Always mercurial, Saxe became more erratic following the death of his oldest brother in 1867. He was not temperamentally suited to assume the role of head of the family. Instead, the poet's son, John Theodore Saxe, took the reins of his brother's lumber firm and managed the family's finances. In the 1870s, while he was living in Carroll Gardens, Brooklyn, a series of woes befell Saxe. His youngest daughter died of tuberculosis. In 1875, he suffered head injuries in a rail accident near Wheeling, West Virginia, from which he never fully recovered, and then over the next several years, his two other daughters, his eldest son, and daughter-in-law also died of tuberculosis. In July 31, 1880, his wife died of bronchitis. Including a young son who died in the 1840s, Saxe had lost five of his six children as well as his wife.

Saxe sank deep into depression and spent his final years in Albany to live with his last surviving child, Charles Gordon Saxe. His decline from the rollicking poet to grieving recluse earned the sympathy of the people of Albany, and when he died in 1887, the New York State Assembly ordered his likeness to be chiseled into the "poet's corner" of the Great Western Staircase in the New York State Capitol.


Saxe at age 32

His best remembered poem "The Blind Men and the Elephant", a version of the ancient tale Blind men and an elephant, was not his most famous in his day. Though a satirist, his poems written during more somber periods earned more recognition, including "Little Jerry the Miller", about his father's mill assistant; few of the satirical works which had made him famous are read today.

The poet's orphaned grandson, John Godfrey Saxe II, became a New York state senator, President of the New York Bar, and counsel of Columbia University.[6]

According to Fred R. Shapiro, author of the Yale Book of Quotations, The Daily Cleveland Herald, in its issue of March 29, 1869, quotes Saxe as saying, "Laws, like sausages, cease to inspire respect in proportion as we know how they are made."[7]

Partial bibliography[edit]

  • The Poems of John Godfrey Saxe (many editions)
  • Progress : a satire (1847)
  • Table Rock Album and Sketches Of the Falls and Scenery Adjacent (1848)
  • The proud Miss MacBride,: a legend of Gotham (1850)
  • The money-king and other poems (1859)
  • Clever stories of many nations, rendered in rhyme (1855)
  • The Masquerade and other poems (1866)
  • Leisure-Day Rhymes (1875)
  • The poetical works of John Godfrey Saxe: Household Edition: with illustrations (1889)

See also[edit]

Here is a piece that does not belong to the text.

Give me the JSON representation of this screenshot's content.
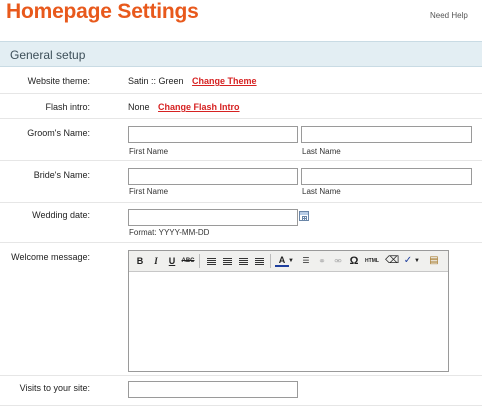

  1. ^ a b Martin Gardner (September 1, 1995). Famous Poems from Bygone Days. Courier Dover Publications. p. 124. ISBN 978-0-486-28623-5. Retrieved August 25, 2012.
  2. ^ John J. Duffy; Samuel B. Hand; Ralph H. Orth (August 1, 2003). The Vermont Encyclopedia. UPNE. p. 157. ISBN 978-1-58465-086-7. Retrieved August 25, 2012.
  3. ^ Michael Winship, American Literary Publishing in the Nineteenth Century, p. 56
  4. ^ a b Martin Gardner (December 15, 1992). Best Remembered Poems. Courier Dover Publications. p. 149. ISBN 978-0-486-27165-1. Retrieved August 25, 2012.
  5. ^ "Great Union Rally", New York Times, 18 September, 1866, Tuesday, pp. 1 and 8.
  6. ^ "John G. Saxe Dead, 75. General Counsel for Columbia. Headed State Bar. Expert on Election Statutes". New York Times. April 18, 1953. Retrieved September 22, 2010. Born in Saratoga, NY, on June 25, 1877, he was the son of John Theodore Saxe, an Albany lumber..., and Mary Bosworth Saxe. He was a grandson of John Godfrey ...
  7. ^ Shapiro, Fred R. (July 21, 2008). "Quote . . . Misquote". The New York Times. ISSN 0362-4331. Retrieved October 11, 2015.

External links[edit]

Party political offices
Preceded by Democratic nominee for Governor of Vermont
Succeeded by
Benjamin H. Smalley